**What you are asked to do**
For each line below that contains the word "دوار", make a copy.

**Given records**
....................

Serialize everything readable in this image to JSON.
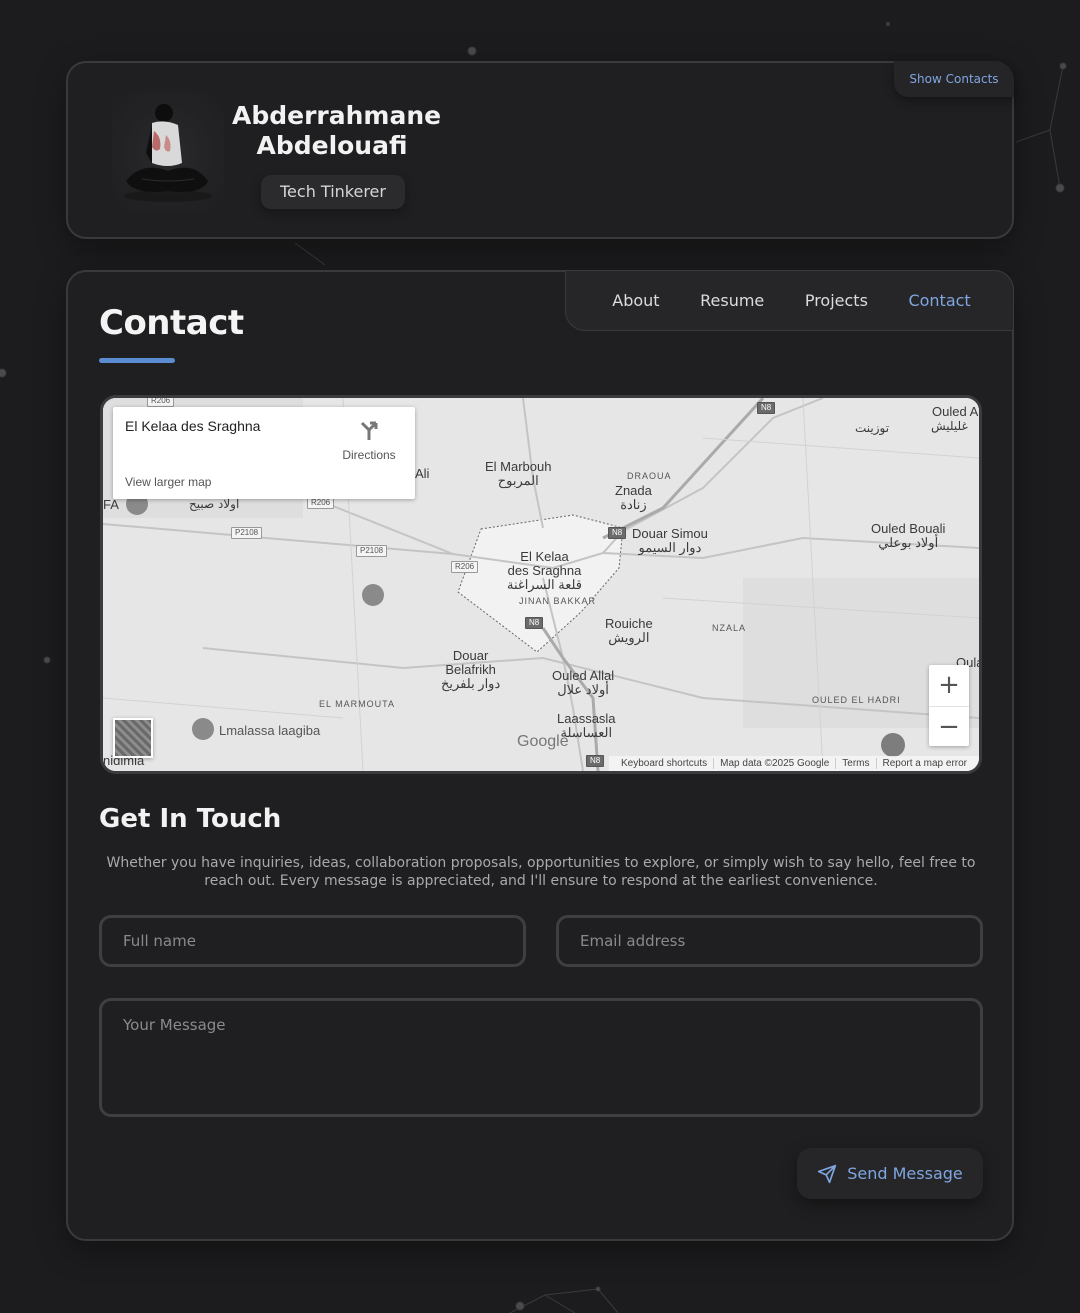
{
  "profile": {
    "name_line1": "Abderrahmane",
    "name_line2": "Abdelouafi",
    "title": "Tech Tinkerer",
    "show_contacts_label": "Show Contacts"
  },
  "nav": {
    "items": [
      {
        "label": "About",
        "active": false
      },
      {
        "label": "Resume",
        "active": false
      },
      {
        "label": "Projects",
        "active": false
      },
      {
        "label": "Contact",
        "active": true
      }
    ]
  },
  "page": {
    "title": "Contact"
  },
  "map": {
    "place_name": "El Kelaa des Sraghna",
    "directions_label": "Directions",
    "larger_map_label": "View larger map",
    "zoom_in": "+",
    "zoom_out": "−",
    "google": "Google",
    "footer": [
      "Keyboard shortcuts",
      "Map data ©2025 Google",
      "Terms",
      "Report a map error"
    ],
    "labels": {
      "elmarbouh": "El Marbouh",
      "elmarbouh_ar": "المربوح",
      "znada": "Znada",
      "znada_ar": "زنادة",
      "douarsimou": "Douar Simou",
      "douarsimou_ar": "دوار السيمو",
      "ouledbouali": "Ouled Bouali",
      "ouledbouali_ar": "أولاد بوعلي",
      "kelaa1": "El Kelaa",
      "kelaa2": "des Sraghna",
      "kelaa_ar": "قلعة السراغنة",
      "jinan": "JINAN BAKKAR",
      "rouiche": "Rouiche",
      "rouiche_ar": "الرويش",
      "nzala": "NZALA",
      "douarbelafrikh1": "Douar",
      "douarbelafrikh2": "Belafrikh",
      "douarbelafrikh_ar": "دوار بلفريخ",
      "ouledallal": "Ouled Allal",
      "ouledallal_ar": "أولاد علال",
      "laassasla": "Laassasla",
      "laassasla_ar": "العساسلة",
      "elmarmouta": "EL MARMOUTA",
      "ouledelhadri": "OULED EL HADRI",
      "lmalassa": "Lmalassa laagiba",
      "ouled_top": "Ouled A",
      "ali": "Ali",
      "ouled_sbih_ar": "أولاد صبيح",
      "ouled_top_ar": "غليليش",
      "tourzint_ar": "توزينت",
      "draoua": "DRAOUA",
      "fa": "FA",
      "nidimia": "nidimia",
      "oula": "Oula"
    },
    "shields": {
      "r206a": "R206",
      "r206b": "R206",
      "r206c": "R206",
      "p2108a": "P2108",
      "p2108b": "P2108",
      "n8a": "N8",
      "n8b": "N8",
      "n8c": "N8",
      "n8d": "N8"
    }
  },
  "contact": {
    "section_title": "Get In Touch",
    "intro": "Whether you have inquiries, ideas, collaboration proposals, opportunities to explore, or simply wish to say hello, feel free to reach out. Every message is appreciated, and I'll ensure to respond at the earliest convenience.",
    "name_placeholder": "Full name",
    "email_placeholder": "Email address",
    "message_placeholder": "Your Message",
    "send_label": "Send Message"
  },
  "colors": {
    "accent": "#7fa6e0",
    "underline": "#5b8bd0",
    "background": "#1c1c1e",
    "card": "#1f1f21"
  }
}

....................

**Answer to this task**
      "douarsimou_ar": "دوار السيمو",
      "douarbelafrikh_ar": "دوار بلفريخ",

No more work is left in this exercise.